• [DIRECTIONS] For the entries below, return the line holding "What's the underlying" together with all lines after it, unchanged, and leave every picture out.

┌─ RECORDS FOR THIS TASK

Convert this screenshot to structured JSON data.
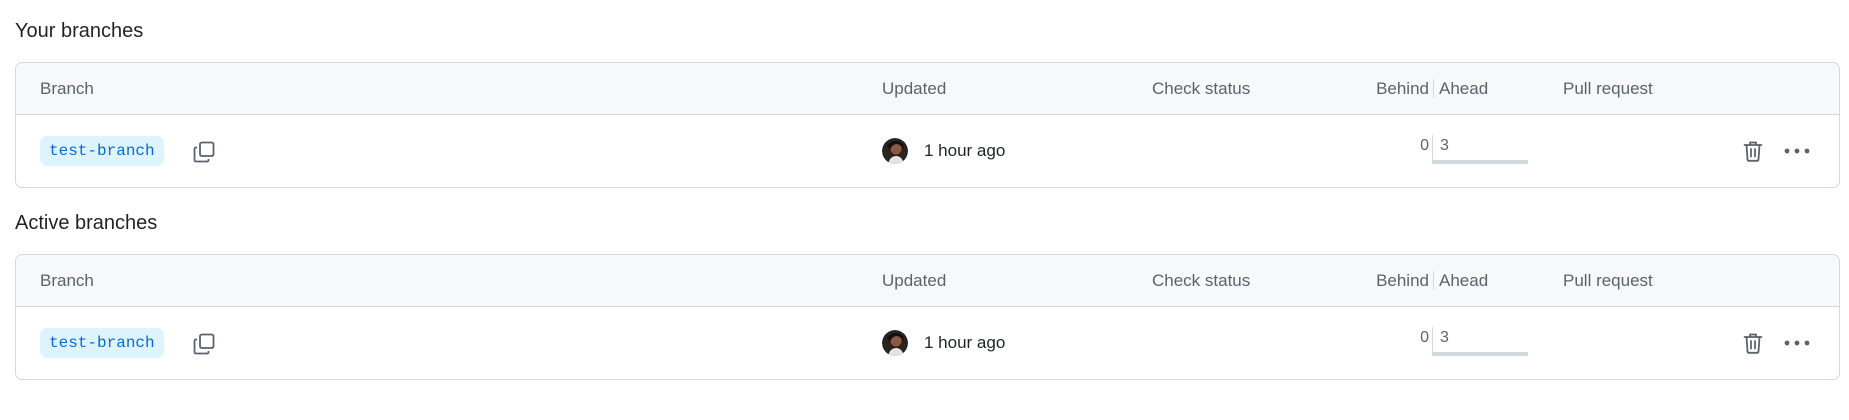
{
  "sections": [
    {
      "title": "Your branches",
      "headers": {
        "branch": "Branch",
        "updated": "Updated",
        "check_status": "Check status",
        "behind": "Behind",
        "ahead": "Ahead",
        "pull_request": "Pull request"
      },
      "rows": [
        {
          "branch": "test-branch",
          "updated": "1 hour ago",
          "behind": "0",
          "ahead": "3",
          "ahead_fraction": 1.0
        }
      ]
    },
    {
      "title": "Active branches",
      "headers": {
        "branch": "Branch",
        "updated": "Updated",
        "check_status": "Check status",
        "behind": "Behind",
        "ahead": "Ahead",
        "pull_request": "Pull request"
      },
      "rows": [
        {
          "branch": "test-branch",
          "updated": "1 hour ago",
          "behind": "0",
          "ahead": "3",
          "ahead_fraction": 1.0
        }
      ]
    }
  ],
  "icons": {
    "copy": "copy-icon",
    "delete": "trash-icon",
    "more": "kebab-horizontal-icon",
    "avatar": "user-avatar"
  },
  "colors": {
    "branch_text": "#0969da",
    "branch_bg": "#ddf4ff",
    "header_bg": "#f6f8fa",
    "border": "#d1d9e0",
    "muted_text": "#59636e"
  }
}
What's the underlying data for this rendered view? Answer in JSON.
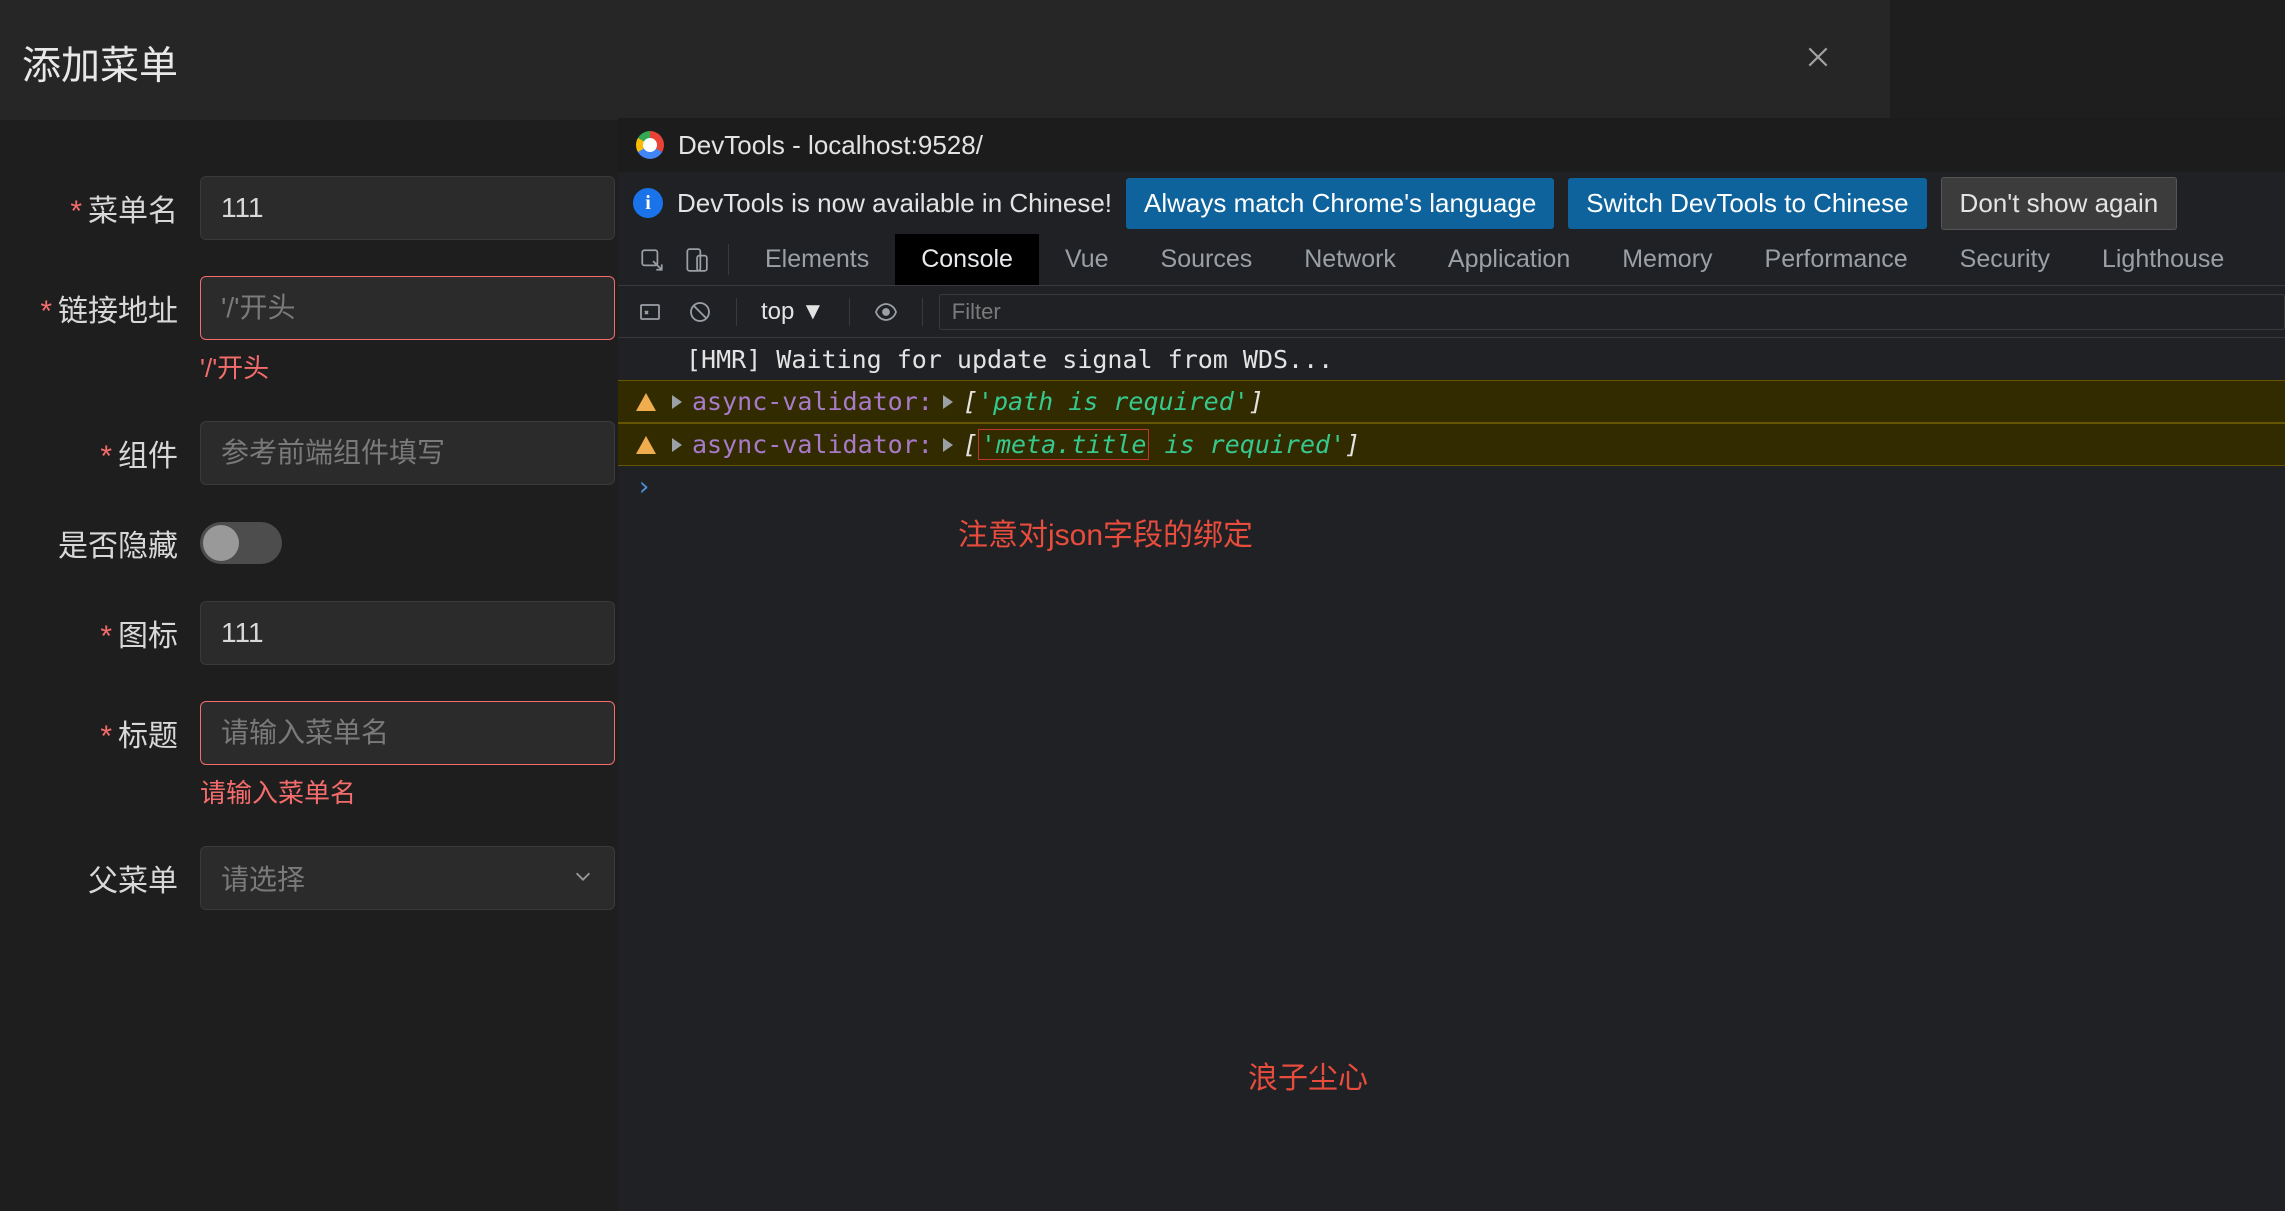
{
  "dialog": {
    "title": "添加菜单"
  },
  "form": {
    "menuName": {
      "label": "菜单名",
      "value": "111"
    },
    "linkPath": {
      "label": "链接地址",
      "placeholder": "'/'开头",
      "error": "'/'开头"
    },
    "component": {
      "label": "组件",
      "placeholder": "参考前端组件填写"
    },
    "hidden": {
      "label": "是否隐藏"
    },
    "icon": {
      "label": "图标",
      "value": "111"
    },
    "title": {
      "label": "标题",
      "placeholder": "请输入菜单名",
      "error": "请输入菜单名"
    },
    "parent": {
      "label": "父菜单",
      "placeholder": "请选择"
    }
  },
  "devtools": {
    "title": "DevTools - localhost:9528/",
    "infobar": {
      "text": "DevTools is now available in Chinese!",
      "btnAlways": "Always match Chrome's language",
      "btnSwitch": "Switch DevTools to Chinese",
      "btnDismiss": "Don't show again"
    },
    "tabs": [
      "Elements",
      "Console",
      "Vue",
      "Sources",
      "Network",
      "Application",
      "Memory",
      "Performance",
      "Security",
      "Lighthouse"
    ],
    "activeTab": "Console",
    "toolbar": {
      "context": "top ▼",
      "filterPlaceholder": "Filter"
    },
    "console": {
      "line0": "[HMR] Waiting for update signal from WDS...",
      "warn1": {
        "label": "async-validator:",
        "open": "[",
        "str": "'path is required'",
        "close": "]"
      },
      "warn2": {
        "label": "async-validator:",
        "open": "[",
        "strA": "'meta.title",
        "strB": " is required'",
        "close": "]"
      }
    }
  },
  "annotations": {
    "a1": "注意对json字段的绑定",
    "a2": "浪子尘心"
  }
}
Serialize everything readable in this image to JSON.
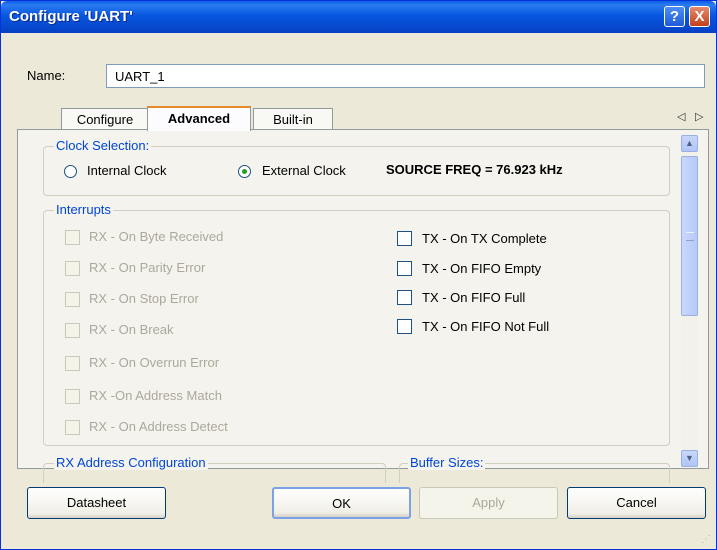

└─

• [ANSWER SECTION]
What's the underlying data for this rendered view? Answer in JSON.
{
  "dialog": {
    "title": "添加菜单"
  },
  "form": {
    "menuName": {
      "label": "菜单名",
      "value": "111"
    },
    "linkPath": {
      "label": "链接地址",
      "placeholder": "'/'开头",
      "error": "'/'开头"
    },
    "component": {
      "label": "组件",
      "placeholder": "参考前端组件填写"
    },
    "hidden": {
      "label": "是否隐藏"
    },
    "icon": {
      "label": "图标",
      "value": "111"
    },
    "title": {
      "label": "标题",
      "placeholder": "请输入菜单名",
      "error": "请输入菜单名"
    },
    "parent": {
      "label": "父菜单",
      "placeholder": "请选择"
    }
  },
  "devtools": {
    "title": "DevTools - localhost:9528/",
    "infobar": {
      "text": "DevTools is now available in Chinese!",
      "btnAlways": "Always match Chrome's language",
      "btnSwitch": "Switch DevTools to Chinese",
      "btnDismiss": "Don't show again"
    },
    "tabs": [
      "Elements",
      "Console",
      "Vue",
      "Sources",
      "Network",
      "Application",
      "Memory",
      "Performance",
      "Security",
      "Lighthouse"
    ],
    "activeTab": "Console",
    "toolbar": {
      "context": "top ▼",
      "filterPlaceholder": "Filter"
    },
    "console": {
      "line0": "[HMR] Waiting for update signal from WDS...",
      "warn1": {
        "label": "async-validator:",
        "open": "[",
        "str": "'path is required'",
        "close": "]"
      },
      "warn2": {
        "label": "async-validator:",
        "open": "[",
        "strA": "'meta.title",
        "strB": " is required'",
        "close": "]"
      }
    }
  },
  "annotations": {
    "a1": "注意对json字段的绑定",
    "a2": "浪子尘心"
  }
}
Serialize everything readable in this image to JSON.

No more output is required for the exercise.